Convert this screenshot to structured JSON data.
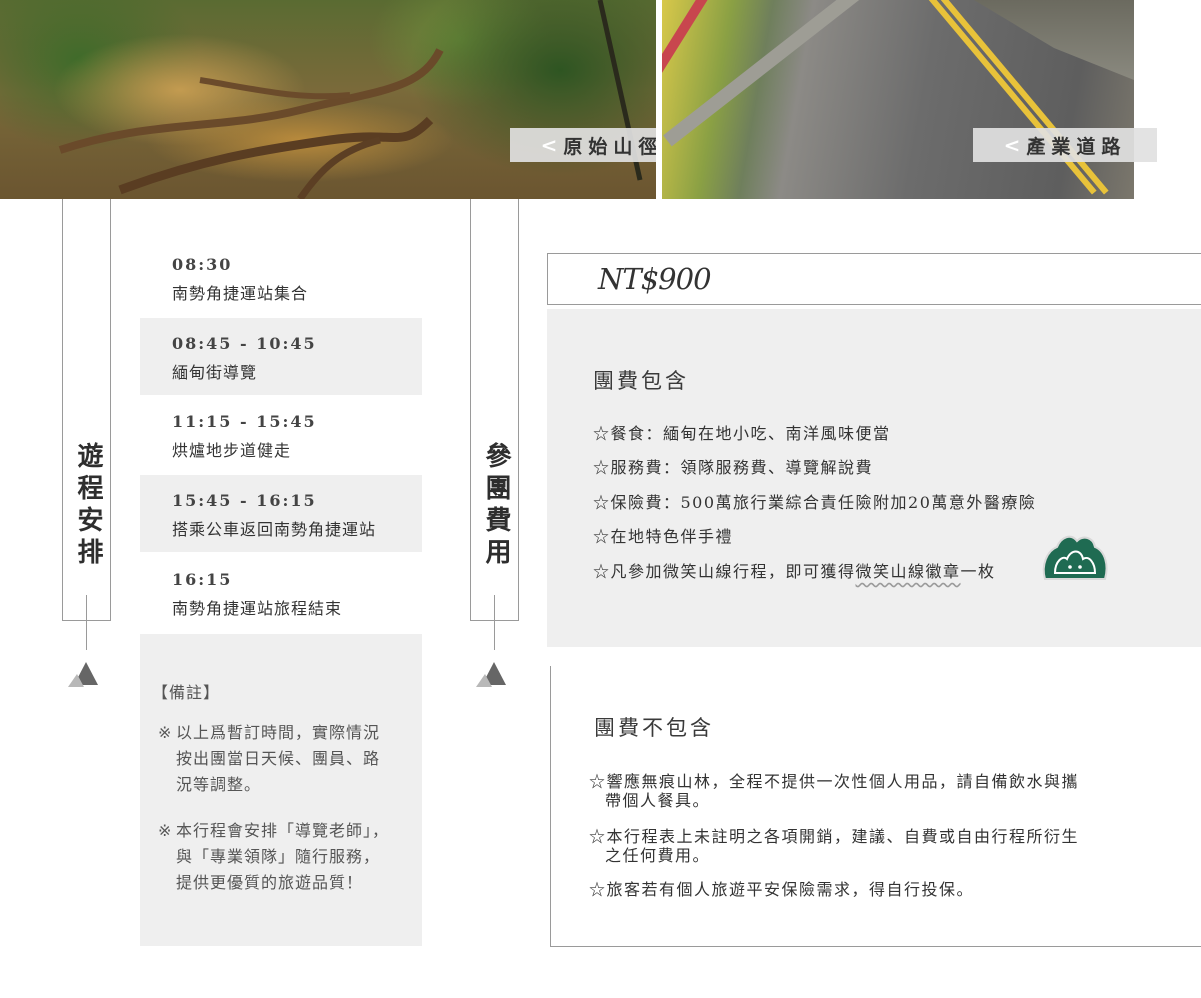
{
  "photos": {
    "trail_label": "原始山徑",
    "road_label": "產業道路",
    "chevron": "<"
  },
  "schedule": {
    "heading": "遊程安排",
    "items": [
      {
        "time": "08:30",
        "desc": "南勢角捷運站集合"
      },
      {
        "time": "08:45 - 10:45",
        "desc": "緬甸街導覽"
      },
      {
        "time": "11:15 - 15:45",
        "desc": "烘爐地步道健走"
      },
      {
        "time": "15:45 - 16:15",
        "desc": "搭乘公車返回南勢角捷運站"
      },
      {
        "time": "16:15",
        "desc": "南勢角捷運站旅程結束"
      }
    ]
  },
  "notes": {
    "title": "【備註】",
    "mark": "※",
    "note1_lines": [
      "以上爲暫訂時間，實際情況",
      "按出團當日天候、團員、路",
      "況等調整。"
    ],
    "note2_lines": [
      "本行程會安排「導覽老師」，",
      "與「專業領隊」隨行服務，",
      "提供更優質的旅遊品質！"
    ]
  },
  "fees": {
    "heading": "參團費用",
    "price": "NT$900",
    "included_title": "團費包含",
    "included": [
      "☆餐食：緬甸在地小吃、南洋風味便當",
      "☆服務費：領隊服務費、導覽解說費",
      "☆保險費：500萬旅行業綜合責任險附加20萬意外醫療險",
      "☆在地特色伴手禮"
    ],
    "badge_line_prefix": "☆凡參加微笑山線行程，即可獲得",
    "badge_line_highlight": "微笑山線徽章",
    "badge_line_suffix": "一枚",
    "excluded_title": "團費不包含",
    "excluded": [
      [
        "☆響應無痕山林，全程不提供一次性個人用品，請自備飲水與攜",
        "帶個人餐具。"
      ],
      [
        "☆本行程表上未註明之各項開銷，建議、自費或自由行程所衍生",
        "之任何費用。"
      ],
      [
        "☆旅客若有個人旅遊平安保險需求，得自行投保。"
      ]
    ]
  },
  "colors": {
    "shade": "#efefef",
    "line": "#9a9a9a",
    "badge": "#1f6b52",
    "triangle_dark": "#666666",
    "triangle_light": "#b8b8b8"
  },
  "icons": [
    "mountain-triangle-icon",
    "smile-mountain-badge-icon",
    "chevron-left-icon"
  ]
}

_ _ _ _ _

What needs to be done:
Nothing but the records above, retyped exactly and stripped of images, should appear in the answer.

Task answer:
Convert this screenshot to structured JSON data.
{
  "photos": {
    "trail_label": "原始山徑",
    "road_label": "產業道路",
    "chevron": "<"
  },
  "schedule": {
    "heading": "遊程安排",
    "items": [
      {
        "time": "08:30",
        "desc": "南勢角捷運站集合"
      },
      {
        "time": "08:45 - 10:45",
        "desc": "緬甸街導覽"
      },
      {
        "time": "11:15 - 15:45",
        "desc": "烘爐地步道健走"
      },
      {
        "time": "15:45 - 16:15",
        "desc": "搭乘公車返回南勢角捷運站"
      },
      {
        "time": "16:15",
        "desc": "南勢角捷運站旅程結束"
      }
    ]
  },
  "notes": {
    "title": "【備註】",
    "mark": "※",
    "note1_lines": [
      "以上爲暫訂時間，實際情況",
      "按出團當日天候、團員、路",
      "況等調整。"
    ],
    "note2_lines": [
      "本行程會安排「導覽老師」，",
      "與「專業領隊」隨行服務，",
      "提供更優質的旅遊品質！"
    ]
  },
  "fees": {
    "heading": "參團費用",
    "price": "NT$900",
    "included_title": "團費包含",
    "included": [
      "☆餐食：緬甸在地小吃、南洋風味便當",
      "☆服務費：領隊服務費、導覽解說費",
      "☆保險費：500萬旅行業綜合責任險附加20萬意外醫療險",
      "☆在地特色伴手禮"
    ],
    "badge_line_prefix": "☆凡參加微笑山線行程，即可獲得",
    "badge_line_highlight": "微笑山線徽章",
    "badge_line_suffix": "一枚",
    "excluded_title": "團費不包含",
    "excluded": [
      [
        "☆響應無痕山林，全程不提供一次性個人用品，請自備飲水與攜",
        "帶個人餐具。"
      ],
      [
        "☆本行程表上未註明之各項開銷，建議、自費或自由行程所衍生",
        "之任何費用。"
      ],
      [
        "☆旅客若有個人旅遊平安保險需求，得自行投保。"
      ]
    ]
  },
  "colors": {
    "shade": "#efefef",
    "line": "#9a9a9a",
    "badge": "#1f6b52",
    "triangle_dark": "#666666",
    "triangle_light": "#b8b8b8"
  },
  "icons": [
    "mountain-triangle-icon",
    "smile-mountain-badge-icon",
    "chevron-left-icon"
  ]
}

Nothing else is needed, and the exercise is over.